Data records for software interfaces:
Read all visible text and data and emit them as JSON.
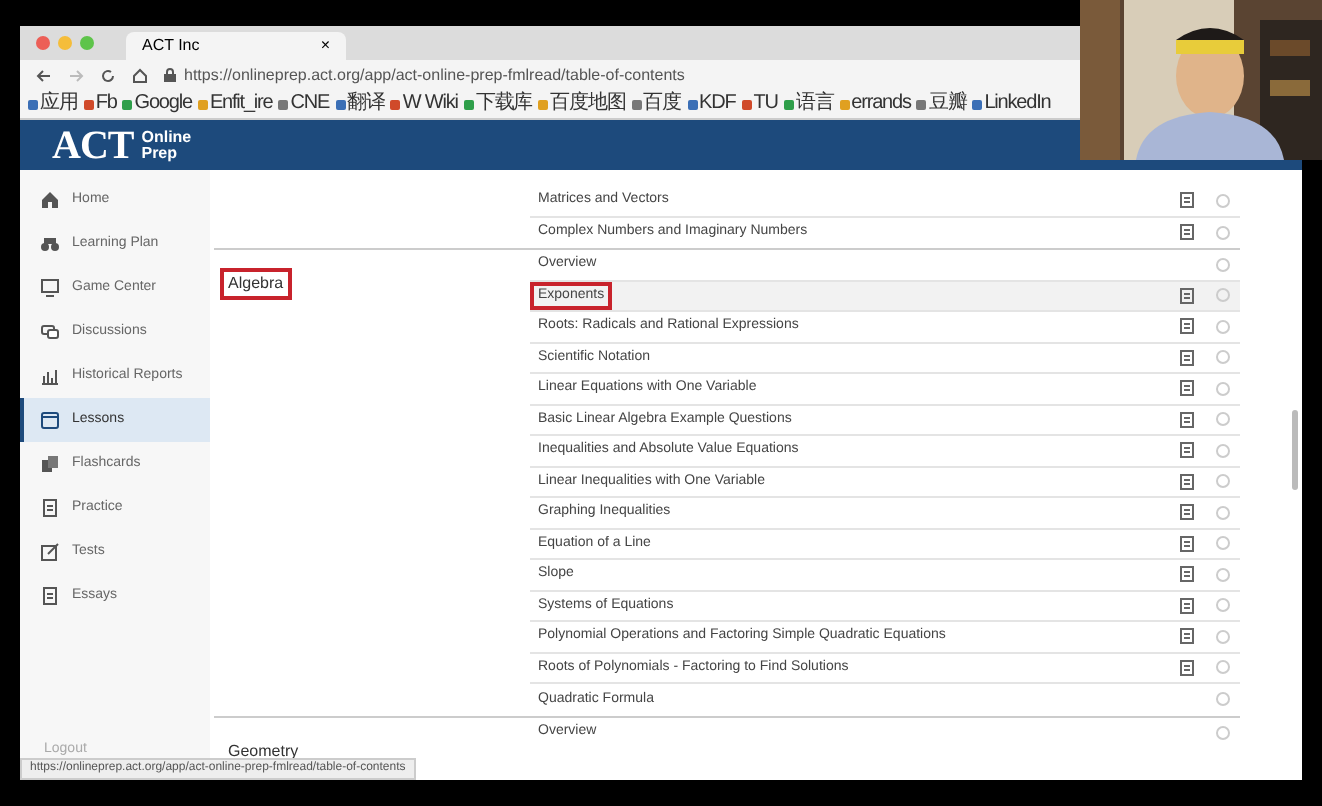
{
  "browser": {
    "tab_title": "ACT Inc",
    "tab_close": "×",
    "url": "https://onlineprep.act.org/app/act-online-prep-fmlread/table-of-contents",
    "bookmarks": [
      "应用",
      "Fb",
      "Google",
      "Enfit_ire",
      "CNE",
      "翻译",
      "W Wiki",
      "下载库",
      "百度地图",
      "百度",
      "KDF",
      "TU",
      "语言",
      "errands",
      "豆瓣",
      "LinkedIn"
    ]
  },
  "header": {
    "logo": "ACT",
    "logo_sub": [
      "Online",
      "Prep"
    ]
  },
  "sidebar": {
    "items": [
      {
        "label": "Home",
        "selected": false
      },
      {
        "label": "Learning Plan",
        "selected": false
      },
      {
        "label": "Game Center",
        "selected": false
      },
      {
        "label": "Discussions",
        "selected": false
      },
      {
        "label": "Historical Reports",
        "selected": false
      },
      {
        "label": "Lessons",
        "selected": true
      },
      {
        "label": "Flashcards",
        "selected": false
      },
      {
        "label": "Practice",
        "selected": false
      },
      {
        "label": "Tests",
        "selected": false
      },
      {
        "label": "Essays",
        "selected": false
      }
    ],
    "logout": "Logout"
  },
  "sections": [
    {
      "topics": [
        {
          "title": "Matrices and Vectors",
          "has_doc": true,
          "highlighted": false
        },
        {
          "title": "Complex Numbers and Imaginary Numbers",
          "has_doc": true,
          "highlighted": false
        }
      ]
    },
    {
      "title": "Algebra",
      "highlighted": true,
      "topics": [
        {
          "title": "Overview",
          "has_doc": false,
          "highlighted": false
        },
        {
          "title": "Exponents",
          "has_doc": true,
          "highlighted": true
        },
        {
          "title": "Roots: Radicals and Rational Expressions",
          "has_doc": true,
          "highlighted": false
        },
        {
          "title": "Scientific Notation",
          "has_doc": true,
          "highlighted": false
        },
        {
          "title": "Linear Equations with One Variable",
          "has_doc": true,
          "highlighted": false
        },
        {
          "title": "Basic Linear Algebra Example Questions",
          "has_doc": true,
          "highlighted": false
        },
        {
          "title": "Inequalities and Absolute Value Equations",
          "has_doc": true,
          "highlighted": false
        },
        {
          "title": "Linear Inequalities with One Variable",
          "has_doc": true,
          "highlighted": false
        },
        {
          "title": "Graphing Inequalities",
          "has_doc": true,
          "highlighted": false
        },
        {
          "title": "Equation of a Line",
          "has_doc": true,
          "highlighted": false
        },
        {
          "title": "Slope",
          "has_doc": true,
          "highlighted": false
        },
        {
          "title": "Systems of Equations",
          "has_doc": true,
          "highlighted": false
        },
        {
          "title": "Polynomial Operations and Factoring Simple Quadratic Equations",
          "has_doc": true,
          "highlighted": false
        },
        {
          "title": "Roots of Polynomials - Factoring to Find Solutions",
          "has_doc": true,
          "highlighted": false
        },
        {
          "title": "Quadratic Formula",
          "has_doc": false,
          "highlighted": false
        }
      ]
    },
    {
      "title": "Geometry",
      "highlighted": false,
      "topics": [
        {
          "title": "Overview",
          "has_doc": false,
          "highlighted": false
        }
      ]
    }
  ],
  "status_bar": "https://onlineprep.act.org/app/act-online-prep-fmlread/table-of-contents"
}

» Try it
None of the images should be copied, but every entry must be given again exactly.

» Written solution
Read all visible text and data and emit them as JSON.
{
  "browser": {
    "tab_title": "ACT Inc",
    "tab_close": "×",
    "url": "https://onlineprep.act.org/app/act-online-prep-fmlread/table-of-contents",
    "bookmarks": [
      "应用",
      "Fb",
      "Google",
      "Enfit_ire",
      "CNE",
      "翻译",
      "W Wiki",
      "下载库",
      "百度地图",
      "百度",
      "KDF",
      "TU",
      "语言",
      "errands",
      "豆瓣",
      "LinkedIn"
    ]
  },
  "header": {
    "logo": "ACT",
    "logo_sub": [
      "Online",
      "Prep"
    ]
  },
  "sidebar": {
    "items": [
      {
        "label": "Home",
        "selected": false
      },
      {
        "label": "Learning Plan",
        "selected": false
      },
      {
        "label": "Game Center",
        "selected": false
      },
      {
        "label": "Discussions",
        "selected": false
      },
      {
        "label": "Historical Reports",
        "selected": false
      },
      {
        "label": "Lessons",
        "selected": true
      },
      {
        "label": "Flashcards",
        "selected": false
      },
      {
        "label": "Practice",
        "selected": false
      },
      {
        "label": "Tests",
        "selected": false
      },
      {
        "label": "Essays",
        "selected": false
      }
    ],
    "logout": "Logout"
  },
  "sections": [
    {
      "topics": [
        {
          "title": "Matrices and Vectors",
          "has_doc": true,
          "highlighted": false
        },
        {
          "title": "Complex Numbers and Imaginary Numbers",
          "has_doc": true,
          "highlighted": false
        }
      ]
    },
    {
      "title": "Algebra",
      "highlighted": true,
      "topics": [
        {
          "title": "Overview",
          "has_doc": false,
          "highlighted": false
        },
        {
          "title": "Exponents",
          "has_doc": true,
          "highlighted": true
        },
        {
          "title": "Roots: Radicals and Rational Expressions",
          "has_doc": true,
          "highlighted": false
        },
        {
          "title": "Scientific Notation",
          "has_doc": true,
          "highlighted": false
        },
        {
          "title": "Linear Equations with One Variable",
          "has_doc": true,
          "highlighted": false
        },
        {
          "title": "Basic Linear Algebra Example Questions",
          "has_doc": true,
          "highlighted": false
        },
        {
          "title": "Inequalities and Absolute Value Equations",
          "has_doc": true,
          "highlighted": false
        },
        {
          "title": "Linear Inequalities with One Variable",
          "has_doc": true,
          "highlighted": false
        },
        {
          "title": "Graphing Inequalities",
          "has_doc": true,
          "highlighted": false
        },
        {
          "title": "Equation of a Line",
          "has_doc": true,
          "highlighted": false
        },
        {
          "title": "Slope",
          "has_doc": true,
          "highlighted": false
        },
        {
          "title": "Systems of Equations",
          "has_doc": true,
          "highlighted": false
        },
        {
          "title": "Polynomial Operations and Factoring Simple Quadratic Equations",
          "has_doc": true,
          "highlighted": false
        },
        {
          "title": "Roots of Polynomials - Factoring to Find Solutions",
          "has_doc": true,
          "highlighted": false
        },
        {
          "title": "Quadratic Formula",
          "has_doc": false,
          "highlighted": false
        }
      ]
    },
    {
      "title": "Geometry",
      "highlighted": false,
      "topics": [
        {
          "title": "Overview",
          "has_doc": false,
          "highlighted": false
        }
      ]
    }
  ],
  "status_bar": "https://onlineprep.act.org/app/act-online-prep-fmlread/table-of-contents"
}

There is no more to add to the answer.